● **WHAT THE TASK REQUIRES**: The output consists only of the lines from the one with "What's the underlying" through the end of the records, each printed exactly, and contains no pictures.

Dataset rows describing interfaces
● ● ● ●

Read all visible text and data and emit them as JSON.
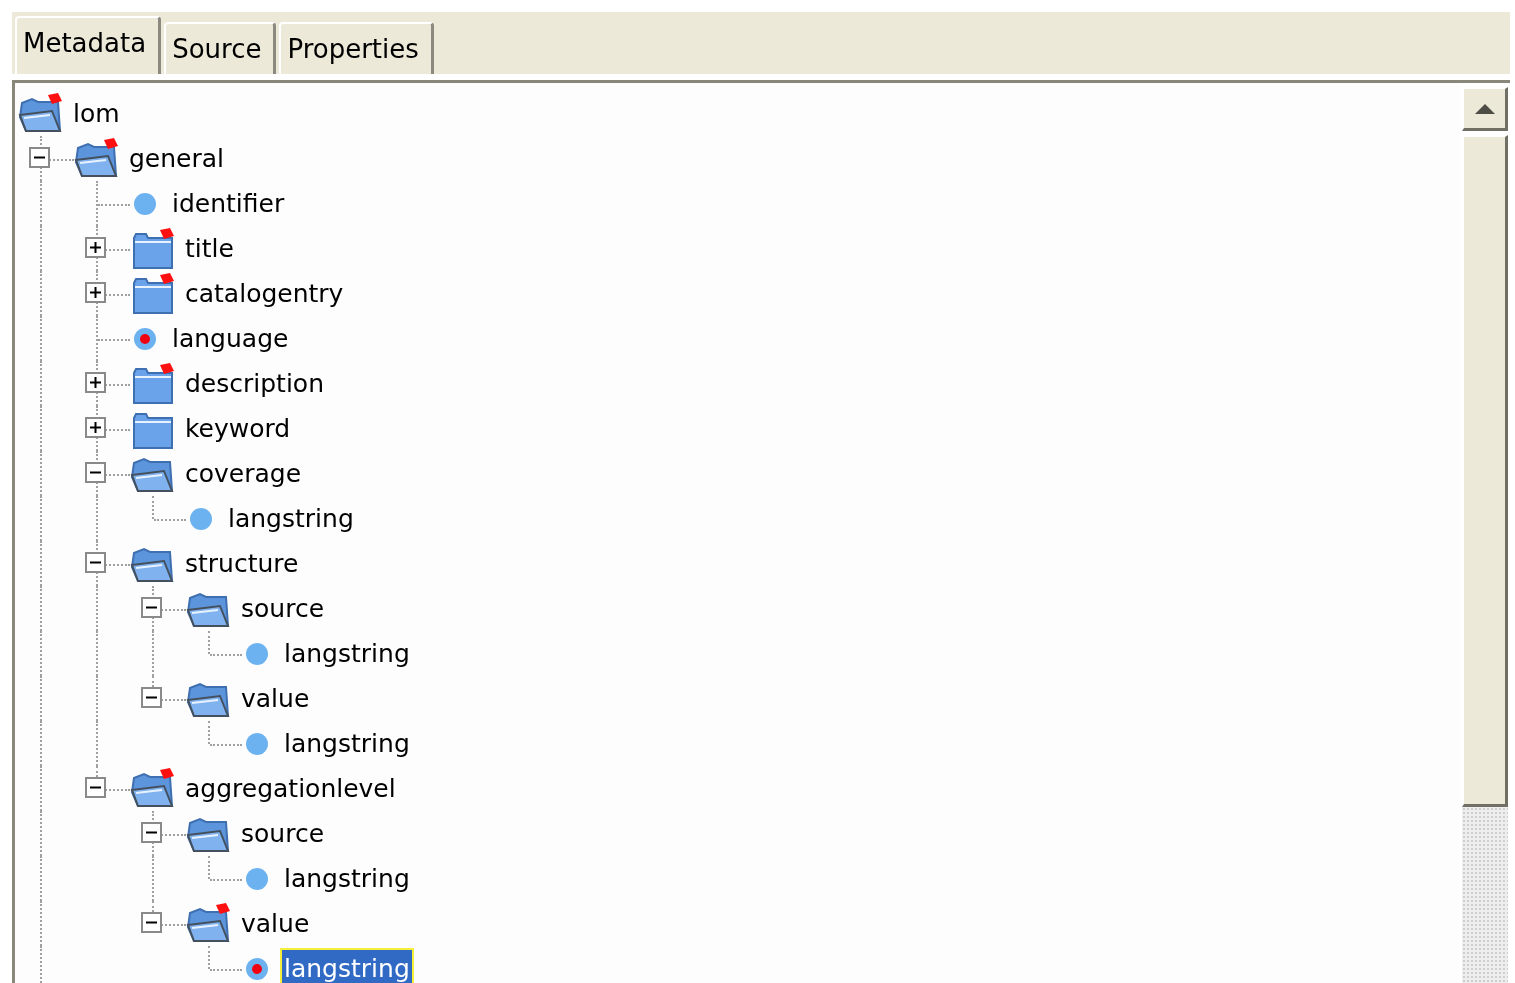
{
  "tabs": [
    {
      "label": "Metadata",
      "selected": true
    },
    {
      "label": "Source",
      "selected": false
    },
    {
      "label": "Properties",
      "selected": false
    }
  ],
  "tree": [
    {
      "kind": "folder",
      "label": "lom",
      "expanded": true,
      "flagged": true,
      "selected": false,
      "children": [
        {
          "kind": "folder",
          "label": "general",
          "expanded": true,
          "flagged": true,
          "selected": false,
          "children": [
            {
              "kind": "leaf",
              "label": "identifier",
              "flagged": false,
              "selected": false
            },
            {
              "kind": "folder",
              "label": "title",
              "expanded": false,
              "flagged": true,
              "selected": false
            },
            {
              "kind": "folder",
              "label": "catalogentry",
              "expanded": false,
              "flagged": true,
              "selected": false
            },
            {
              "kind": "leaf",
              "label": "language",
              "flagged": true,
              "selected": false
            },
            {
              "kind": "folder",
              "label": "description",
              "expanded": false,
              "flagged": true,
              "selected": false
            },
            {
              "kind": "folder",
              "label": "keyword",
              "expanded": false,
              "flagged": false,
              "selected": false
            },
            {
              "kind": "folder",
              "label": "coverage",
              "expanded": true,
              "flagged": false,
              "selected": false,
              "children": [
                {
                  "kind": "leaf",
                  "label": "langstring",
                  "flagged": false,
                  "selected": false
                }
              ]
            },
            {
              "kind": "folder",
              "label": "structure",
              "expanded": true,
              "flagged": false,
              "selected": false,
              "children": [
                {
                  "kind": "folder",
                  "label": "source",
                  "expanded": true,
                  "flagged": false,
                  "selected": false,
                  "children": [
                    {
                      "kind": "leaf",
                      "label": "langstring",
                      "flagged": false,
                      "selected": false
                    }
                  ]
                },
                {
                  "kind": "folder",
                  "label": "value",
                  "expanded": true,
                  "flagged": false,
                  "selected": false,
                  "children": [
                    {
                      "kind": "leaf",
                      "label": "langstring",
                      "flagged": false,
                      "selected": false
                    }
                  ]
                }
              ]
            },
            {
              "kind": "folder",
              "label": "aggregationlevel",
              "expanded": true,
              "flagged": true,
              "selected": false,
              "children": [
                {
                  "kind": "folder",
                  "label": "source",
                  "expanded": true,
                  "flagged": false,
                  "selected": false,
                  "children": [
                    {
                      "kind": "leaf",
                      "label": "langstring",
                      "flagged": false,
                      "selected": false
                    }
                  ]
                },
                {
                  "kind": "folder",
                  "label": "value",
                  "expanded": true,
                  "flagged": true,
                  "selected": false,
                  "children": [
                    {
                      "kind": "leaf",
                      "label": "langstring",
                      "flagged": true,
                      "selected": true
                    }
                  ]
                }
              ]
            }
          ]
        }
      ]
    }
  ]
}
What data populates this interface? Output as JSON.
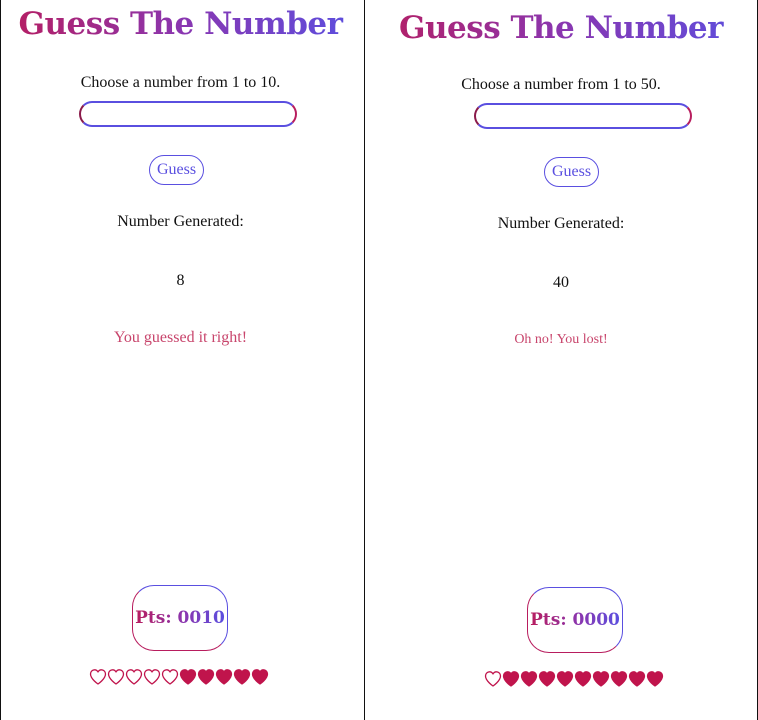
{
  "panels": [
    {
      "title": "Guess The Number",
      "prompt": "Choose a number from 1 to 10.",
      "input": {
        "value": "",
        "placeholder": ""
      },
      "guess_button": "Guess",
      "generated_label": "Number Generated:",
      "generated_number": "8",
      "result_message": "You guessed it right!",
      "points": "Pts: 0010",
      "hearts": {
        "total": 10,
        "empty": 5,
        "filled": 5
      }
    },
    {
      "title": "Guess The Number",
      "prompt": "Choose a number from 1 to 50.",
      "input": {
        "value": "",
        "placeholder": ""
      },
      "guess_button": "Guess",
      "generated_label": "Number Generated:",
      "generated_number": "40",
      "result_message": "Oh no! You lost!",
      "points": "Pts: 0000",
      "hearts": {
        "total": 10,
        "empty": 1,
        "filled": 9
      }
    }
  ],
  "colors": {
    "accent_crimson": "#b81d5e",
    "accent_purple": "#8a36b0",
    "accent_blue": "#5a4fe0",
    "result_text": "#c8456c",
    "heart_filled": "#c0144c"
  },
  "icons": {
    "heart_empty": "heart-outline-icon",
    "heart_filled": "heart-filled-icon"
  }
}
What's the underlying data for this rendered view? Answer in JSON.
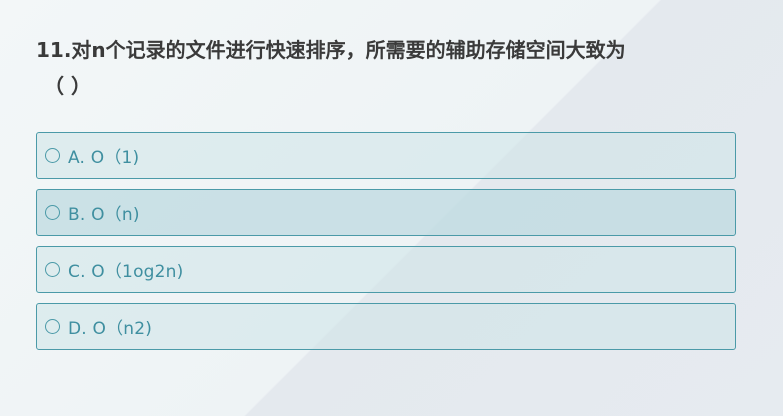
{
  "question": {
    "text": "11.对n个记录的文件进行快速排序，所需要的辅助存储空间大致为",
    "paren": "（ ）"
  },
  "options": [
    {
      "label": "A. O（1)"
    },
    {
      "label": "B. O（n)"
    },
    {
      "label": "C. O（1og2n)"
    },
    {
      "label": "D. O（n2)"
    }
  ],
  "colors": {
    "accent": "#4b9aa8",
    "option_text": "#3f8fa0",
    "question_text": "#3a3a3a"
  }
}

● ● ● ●

● **OUTPUT FOR THIS TASK**:
What's the underlying data for this rendered view? Answer in JSON.
{
  "question": {
    "text": "11.对n个记录的文件进行快速排序，所需要的辅助存储空间大致为",
    "paren": "（ ）"
  },
  "options": [
    {
      "label": "A. O（1)"
    },
    {
      "label": "B. O（n)"
    },
    {
      "label": "C. O（1og2n)"
    },
    {
      "label": "D. O（n2)"
    }
  ],
  "colors": {
    "accent": "#4b9aa8",
    "option_text": "#3f8fa0",
    "question_text": "#3a3a3a"
  }
}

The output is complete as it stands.